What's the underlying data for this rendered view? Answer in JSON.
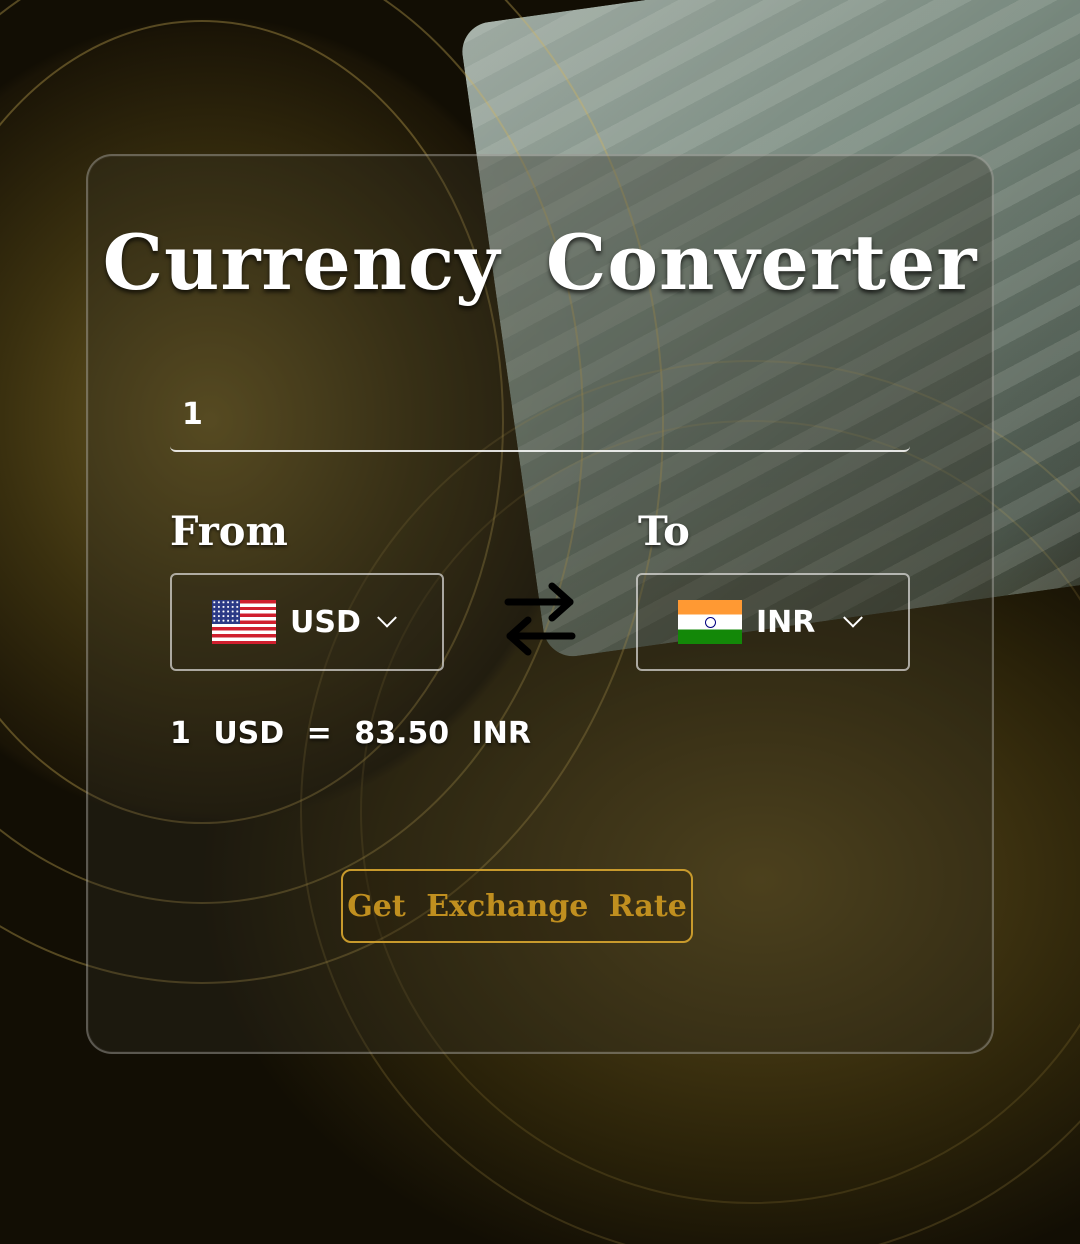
{
  "app": {
    "title": "Currency Converter"
  },
  "amount": {
    "value": "1"
  },
  "from": {
    "label": "From",
    "currency": "USD",
    "flag_icon": "us-flag-icon"
  },
  "to": {
    "label": "To",
    "currency": "INR",
    "flag_icon": "india-flag-icon"
  },
  "swap": {
    "icon": "swap-arrows-icon"
  },
  "result": {
    "text": "1 USD = 83.50 INR"
  },
  "button": {
    "label": "Get Exchange Rate"
  },
  "colors": {
    "accent": "#c89a2c",
    "text": "#ffffff"
  }
}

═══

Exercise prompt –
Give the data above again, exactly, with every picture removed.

Written response –
What's the underlying data for this rendered view? Answer in JSON.
{
  "app": {
    "title": "Currency Converter"
  },
  "amount": {
    "value": "1"
  },
  "from": {
    "label": "From",
    "currency": "USD",
    "flag_icon": "us-flag-icon"
  },
  "to": {
    "label": "To",
    "currency": "INR",
    "flag_icon": "india-flag-icon"
  },
  "swap": {
    "icon": "swap-arrows-icon"
  },
  "result": {
    "text": "1 USD = 83.50 INR"
  },
  "button": {
    "label": "Get Exchange Rate"
  },
  "colors": {
    "accent": "#c89a2c",
    "text": "#ffffff"
  }
}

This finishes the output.